Gordon Campbell | Parliament TV | Parliament Today | Video | Questions Of the Day | Search

 


Chorus comfy but consumers lose out

Clare Curran
Communications and IT Spokesperson

3 December 2012

Chorus comfy but consumers lose out

New Zealand consumers have come off second best to Chorus following the Commerce Commission’s decision on what the main telco network operator can charge for its phone lines, says Labour’s spokesperson for Communications and IT Clare Curran.

“The Commerce Commission’s ruling would see the price the telco can charge for its phone lines fall from its current average of $24.46 a month to $23.52, ultimately stifling new investment and innovation in the market.

“Today’s decision keeps copper prices at a level which guarantees returns to Chorus, but which won’t result in a competition battle between retail providers. Without competition for new services consumers lose out.

The reaction from Chorus shareholders today is also interesting given the Commission’s pricing announcement is much closer to the Chorus demands than to the other unbundled telcos.

“The decision is also a first for new telco Commissioner Stephen Gale whose appointment earlier this year was marred with controversy. It reinforces views that the incumbent monopoly provider and its investors are favoured at the expense of new services and new investment.

“The decision is also difficult news for the government, which needs incentives for New Zealanders to change from the old copper network to fibre. In the absence of investment in new services and offerings to consumers, the government has been relying on a price incentive for the switch.

“It appears that this won’t be happening anytime soon and may be why Minister Amy Adams has not accepted the decision, but rather asked officials to reviews its effects and report back to her.

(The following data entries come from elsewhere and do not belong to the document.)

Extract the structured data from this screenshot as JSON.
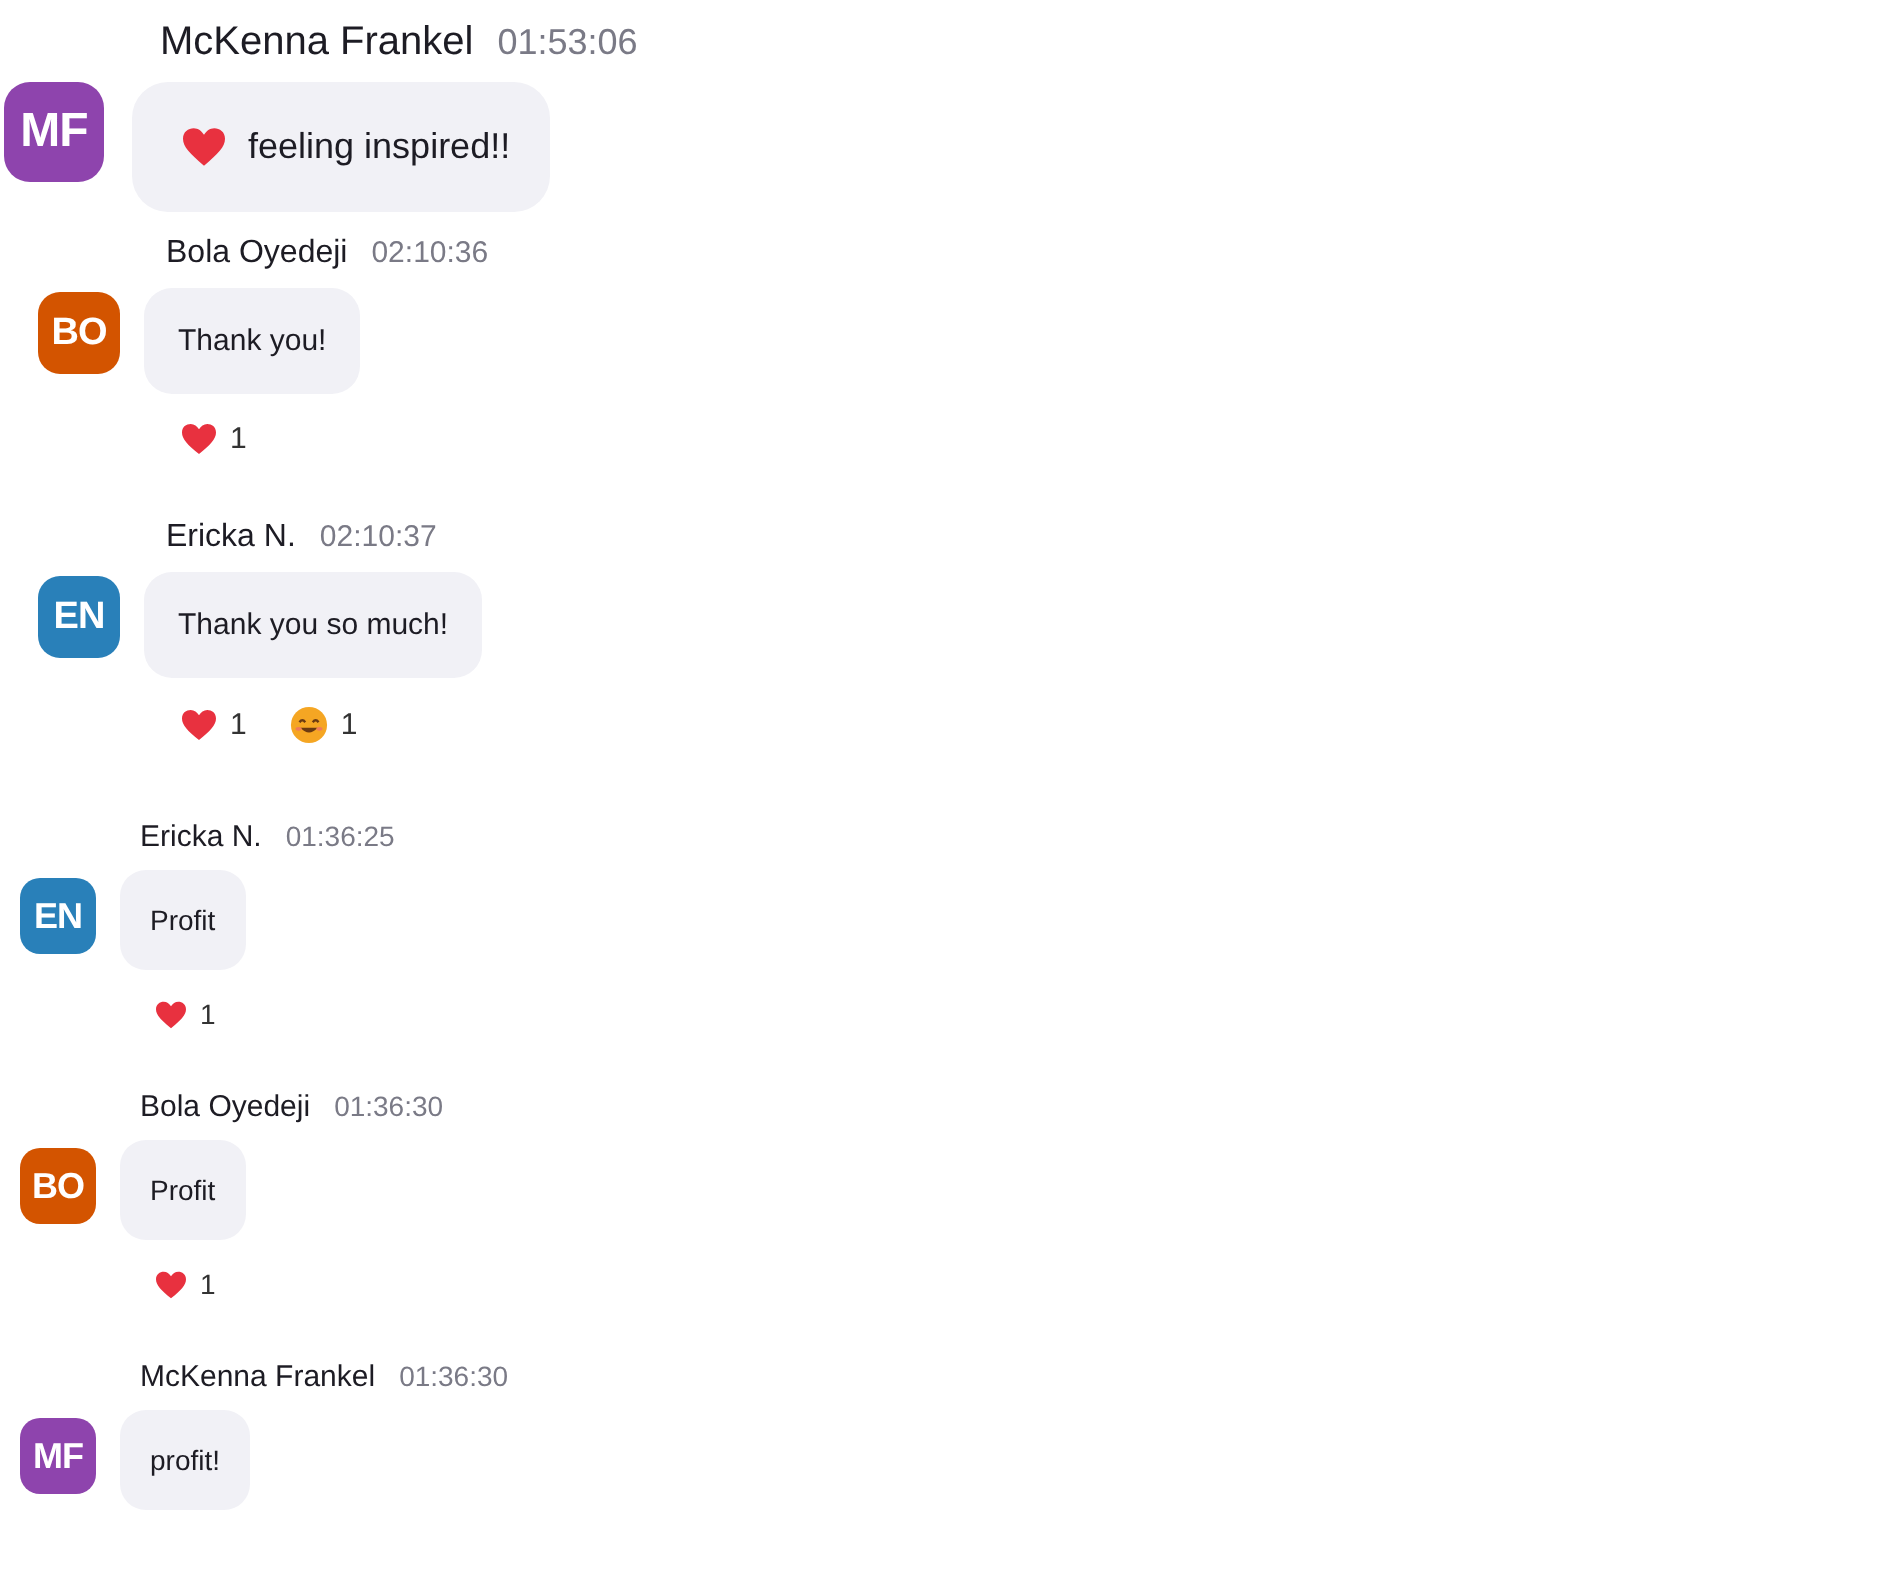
{
  "messages": [
    {
      "kind": "status",
      "author": "McKenna Frankel",
      "time": "01:53:06",
      "initials": "MF",
      "color": "#8e44ad",
      "text": "feeling inspired!!"
    },
    {
      "kind": "text",
      "author": "Bola Oyedeji",
      "time": "02:10:36",
      "initials": "BO",
      "color": "#d35400",
      "text": "Thank you!",
      "reactions": [
        {
          "kind": "heart",
          "count": "1"
        }
      ]
    },
    {
      "kind": "text",
      "author": "Ericka N.",
      "time": "02:10:37",
      "initials": "EN",
      "color": "#2980b9",
      "text": "Thank you so much!",
      "reactions": [
        {
          "kind": "heart",
          "count": "1"
        },
        {
          "kind": "smile",
          "count": "1"
        }
      ]
    },
    {
      "kind": "text",
      "author": "Ericka N.",
      "time": "01:36:25",
      "initials": "EN",
      "color": "#2980b9",
      "text": "Profit",
      "reactions": [
        {
          "kind": "heart",
          "count": "1"
        }
      ]
    },
    {
      "kind": "text",
      "author": "Bola Oyedeji",
      "time": "01:36:30",
      "initials": "BO",
      "color": "#d35400",
      "text": "Profit",
      "reactions": [
        {
          "kind": "heart",
          "count": "1"
        }
      ]
    },
    {
      "kind": "text",
      "author": "McKenna Frankel",
      "time": "01:36:30",
      "initials": "MF",
      "color": "#8e44ad",
      "text": "profit!"
    }
  ]
}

“Meanwhile Chorus, which just last month admitted to its shareholders that the vast bulk of its revenue would be derived from copper over the next decade, remains in a strong position.

“New Zealanders could be stuck on copper services for years to come if there are not real incentives to make the fibre switch.

“On the face of it, today’s decision is responding to what the incumbent wanted -protection of its long-term interests, rather than concern for the wider interests of an industry reliant on competition,” Clare Curran said.

ENDS

© Scoop Media

 
 
 
 
 
Parliament Headlines | Politics Headlines | Regional Headlines

 

Parliament Today:

Werewolf: The Defence Pretence

Last year, the world began spending more money on weapons again, for the first time since 2011... New Zealand belongs to a region – Asia and Oceania – where military spending rose sharply in 2015, by 5.4 per cent. More>>

ALSO:

Gordon Campbell: On Not Crying Foul, Argentina

So a couple of guys found to be criminally liable of environmental pollution in Argentina lodge an application with the Overseas Investment Office… in order to buy some prime New Zealand rural land. Seems that their factory back home had carelessly and/or intentionally discharged toxic waste into the Lujan river. Bummer... More>>

ALSO:

Urban & Rural: $303m To Merge And Modernise New Zealand’s Fire Services

Internal Affairs Minister Peter Dunne today announced funding of $303 million over five years to combine urban and rural fire services into one organisation from mid-2017. More>>

ALSO:

High Trust Regime: What Did The PM Tell His Lawyer About Foreign Trusts?

The Government stopped the IRD from reviewing New Zealand foreign trusts shortly after the Prime Minister’s lawyer wrote to the Revenue Minister claiming John Key had promised him the regime would not be changed. More>>

ALSO:

Road Crime: Wicked Campers Vans Classified As Objectionable

The definition of publication includes any "thing that has printed or impressed upon it, or otherwise shown upon it, 1 or more (or a combination of 1 or more) images, representations, signs, statements, or words", The Classification Office has previously classified such 'things' as billboards, t-shirts, and even a drink can. This is the first time the Classification Office has classified a vehicle. More>>

ALSO:

'When New' Repairs: Landmark EQC Settlement

The Earthquake Commission has cut a deal with 98 Canterbury homeowners that affirms the government entity's responsibility to repair earthquake-damaged property to a 'when new' state, as well as covering repairs for undamaged parts of a property and clarifying its position on cash settlement calculations. More>>

ALSO:

Gordon Campbell: On Kiwirail’s Latest Stint In The Dogbox

The denigration of Kiwirail continues. The latest review (based on a 2014 assessment) of the options facing the company have enabled Kiwirail to be hung out to dry once again as a liability and burden on the taxpayer. More>>

ALSO:

Royal Society Report: Good Opportunities To Act Now On Climate Change

There are many actions New Zealand can and should take now to reduce the threat of climate change and transition to a low-carbon economy, a report released today by the Royal Society of New Zealand finds... More>>

ALSO:

Get More From Scoop

 

LATEST HEADLINES

 
 
 
 
 
 
 
 
 
Parliament
Search Scoop  
 
 
Powered by Vodafone
NZ independent news